Welp, here it goes. The world is waiting on pins and needles to see what exactly is going to happen over the coming days and weeks as Donald Trump is inaugurated and his administration begins to take shape. This week represents a dramatic shift in US and World politics, unlike anything we’ve seen since, say, the 16th century. Although to catch a glimpse of what an unchecked Trump Presidency might look like, there is one other modern country that embraces his leadership style.
There is one country that always seems to overplay its hand. One country that has thrown caution to the wind and completely adopted a bull-in-the-china-shop approach to diplomacy. One country that is consistently viewed from afar as irrational, insane, and stupid, but keeps on keeping on day after day. There is one country that is continually dismissed and underestimated, but which has bluffed its way to a seat at the adults table. One country which, in the face of more or less global opposition, has staged three nuclear weapons tests in the last decade.
Donald Trump’s campaign has much more in common with North Korean leadership than terrible hair. It’s not a stretch to think that he’ll use a similar strategy as leader of the free world.
This warrants a look at North Korean policy with the premise that the Kims are not fundamentally insane, but that the Madman (Petulant Child?) With A Bomb visage is carefully curated. North Korean leadership is, at the end of the day, acting in their own best interest by keeping the Pacific Rim in a perpetual risk of nuclear war.
Korea’s nuclear gambit pays off in both foreign and domestic policy, and we’ve already seen Trump borrow a play or two.
- Domestic Policy – A state of impending war has, for centuries, bought any national leadership a bit of leeway with their constituency1. It whips up nationalist fervor, hardens The People to outside propaganda and information wars, and breeds a kind of stoicism to national shortages of things like food and energy.
- Foreign Policy – By projecting an image of nuclear equipped insanity, North Korea has insulated itself from invasion.

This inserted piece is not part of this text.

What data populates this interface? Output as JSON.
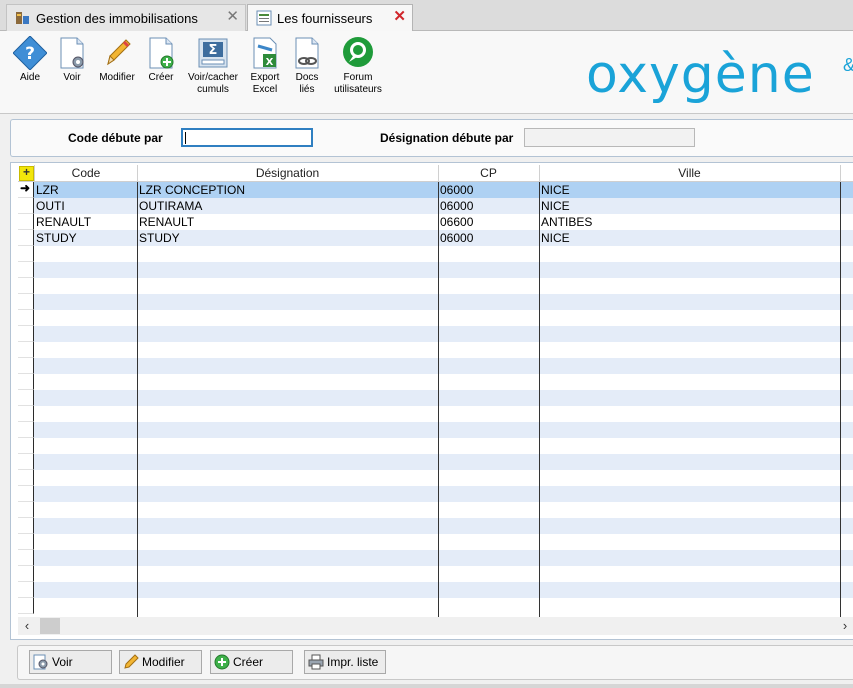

In 2003 President Bush identified North Korea, Iran, and Iraq as the “Axis of Evil.” We saw how that played out. American policy has, for a few decades at least, been to undermine or topple foreign governments2 that are both a) unfriendly to American interests, and b) unable to do anything about it. North Korea’s commitment to nuclear development and putative willingness to deploy those weapons has dramatically reduced the risk of Normandy East.
Now, does capitalizing on nationalist fury and my-way-or-the-highway negotiating to win power sound familiar? Donald Trump was never going to win an election based on his policy chops or command of the issues, but his willingness to kick over the checkers board resonated with an electorate that has grown cynical about neo-Liberal policies.
Importantly, the weekly gaffes and Twitter tirades that have typified the past year are not the random ravings of a madman, but a clearly effective strategy for overplaying his hand.
Looking forward to a Trump administration, it’s hard to imagine a change in tactics.
Part of North Korea’s success relies on a robust propaganda machine and controlled messaging. We see this at home in Trump’s efforts to fundamentally dismantle the concept of truth through fabricated news and a prolonged assault on the news media. His efforts to expand libel laws and weaken the First Amendment indicate a real move toward weakening legitimate journalism and strengthening his own propaganda apparatus.
Bluster like a Mexican border wall and weakening NATO works in two ways. It appeals to latent racism (white nationalism) that has been ignored by mainstream politics for a long time (but is clearly still central to the American Identity), and erodes global confidence that the world’s largest economy and military will act in a predictable way.
And the thing is, it’ll probably work. In the same way that Trump actually (sort of) won the Presidency and that North Korea still hasn’t been invaded by some Coalition of Willing partners, this approach to government really may benefit the US in the short term.
If we’re willing to drill for oil in National Parks, we’ll see an uptick in jobs. If we’re willing to upend a century of diplomacy, we’ll probably see concessions from our allies. If we’re willing to ignore the idea that some things are true and other things are not, then we’ll certainly be able to believe that our own Dear Leader has our best interest in mind, and that we really are great again.
The question, then, is what we’re willing to give permanently in order to believe that we’re doing better now.
1Of course this has also been a cornerstone of US foreign policy since at least the 1950s, although we’ve selected wars on ideologies (like Communism, Drug Culture, and Terrorism) rather than anything actually defeatable to prolong the uncertainty.
2 Iran, Syria, Guatemala, El Salvador, Lebanon, Cuba, Congo, Nicaragua, Grenada, Panama, Dominican Republic, Vietnam, Brazil, Chile, Iraq, Afghanistan, Libya, Syria again, etc. – Any I forgot? Leave ’em in the comments!